Hayat Tahrir Al Sham’s political arm – 'the salvation government' – is now the effective administrator of the entire province of Idlib
Both assaults were successful and the group forced the Turkey-backed Free Syrian Army to accept a ceasefire. The end result is that Hayat Tahrir Al Sham’s political arm – “the salvation government” – is now the effective administrator of the entire province, from water and electricity, to roads, schools, hospitals and security.
This is where comparisons with ISIS's attempts to build a proto-state come in. In one regard, though, they are overblown. Hayat Tahrir Al Sham is surrounded on all sides; its ability to expand territorially or gain more recruits is severely limited. Its power turns almost entirely on its ability to control a population and on external powers fearing the humanitarian cost of unseating it.
It is against this background that the Astana conference is being held.
There is still a chance that Russia or Turkey will launch an all-out assault to retake the province.

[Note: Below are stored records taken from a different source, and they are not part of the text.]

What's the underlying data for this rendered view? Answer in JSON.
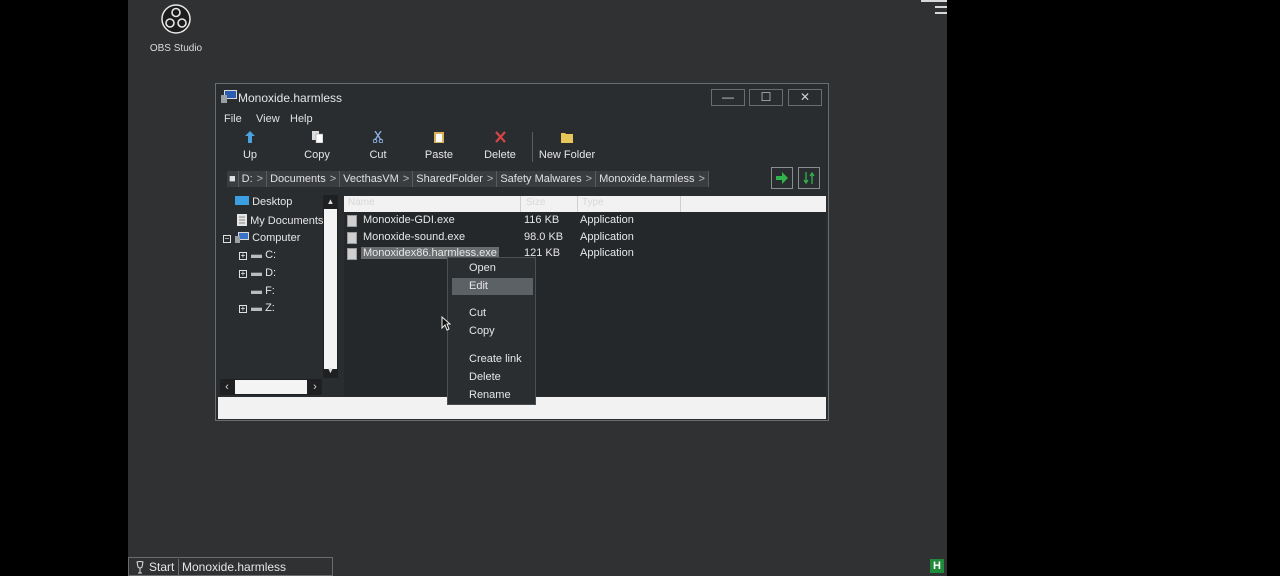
{
  "desktop": {
    "icons": [
      {
        "label": "OBS Studio",
        "icon": "obs-logo-icon"
      }
    ]
  },
  "window": {
    "title": "Monoxide.harmless",
    "controls": {
      "minimize": "—",
      "maximize": "☐",
      "close": "✕"
    },
    "menu": [
      "File",
      "View",
      "Help"
    ],
    "toolbar": [
      {
        "label": "Up",
        "icon": "up-arrow-icon"
      },
      {
        "label": "Copy",
        "icon": "copy-icon"
      },
      {
        "label": "Cut",
        "icon": "scissors-icon"
      },
      {
        "label": "Paste",
        "icon": "paste-icon"
      },
      {
        "label": "Delete",
        "icon": "delete-icon"
      },
      {
        "label": "New Folder",
        "icon": "folder-icon"
      }
    ],
    "address_bar": {
      "crumbs": [
        "D:",
        "Documents",
        "VecthasVM",
        "SharedFolder",
        "Safety Malwares",
        "Monoxide.harmless"
      ],
      "separator": ">"
    },
    "tree": {
      "items": [
        {
          "label": "Desktop"
        },
        {
          "label": "My Documents"
        },
        {
          "label": "Computer"
        },
        {
          "label": "C:"
        },
        {
          "label": "D:"
        },
        {
          "label": "F:"
        },
        {
          "label": "Z:"
        }
      ]
    },
    "file_list": {
      "columns": [
        "Name",
        "Size",
        "Type"
      ],
      "rows": [
        {
          "name": "Monoxide-GDI.exe",
          "size": "116 KB",
          "type": "Application"
        },
        {
          "name": "Monoxide-sound.exe",
          "size": "98.0 KB",
          "type": "Application"
        },
        {
          "name": "Monoxidex86.harmless.exe",
          "size": "121 KB",
          "type": "Application"
        }
      ],
      "selected_row": "Monoxidex86.harmless.exe"
    }
  },
  "context_menu": {
    "items": [
      "Open",
      "Edit",
      "Cut",
      "Copy",
      "Create link",
      "Delete",
      "Rename"
    ],
    "highlighted": "Edit"
  },
  "taskbar": {
    "start_label": "Start",
    "task_label": "Monoxide.harmless",
    "tray_icon": "H"
  },
  "colors": {
    "desktop_bg": "#2f3133",
    "window_bg": "#2a2d30",
    "status_green": "#1f8a3a"
  }
}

But, given the enormous humanitarian consequences, that is unlikely for the moment. Hayat Tahrir Al Sham’s gamble in September appears to have paid off, as some of its rivals gave up their heavy weapons and the group was then given time to attack them.
Instead, the Astana talks will likely take a lower-profile approach, continuing the joint Russian and Turkish patrols that were started earlier this month.
The reason for that is political. There are two major issues rumbling in the region: the Turkish purchase of Russia's S-400 defence system, and the US withdrawal from northern Syria and the attendant fate of Syrian Kurds. Russia, in particular, does not want anything to jeopardise the former, and Turkey does not want anything that might push a mercurial US administration to reverse its decision to leave. That Hayat Tahrir Al Sham is bedding down inside the province is secondary, for now.
The wild card in all of this is the Syrian regime. Just last week, Bashar Al Assad expressed frustration that the buffer zone deal wasn't working and days later his forces shelled Idlib province. There is always the chance that the regime may start a conflict with Hayat Tahrir Al Sham to force Russia's hand.
In the eight months since September, the Idlib problem has become harder, not easier. Hayat Tahrir Al Sham now controls aid deliveries to Idlib's population. Already, according to the United Nations, sporadic violence between the regime and Hayat Tahrir Al Sham, and between the organisation and other small militant forces has led to civilian deaths and caused nearly 90,000 people to flee their homes in February and March.
But there are few places to go for Idlib's civilians. An unpopular, illegitimate militant group rules over them through intimidation and violence, while an unpopular regime glowers across the border.
Updated: April 23, 2019 01:25 PM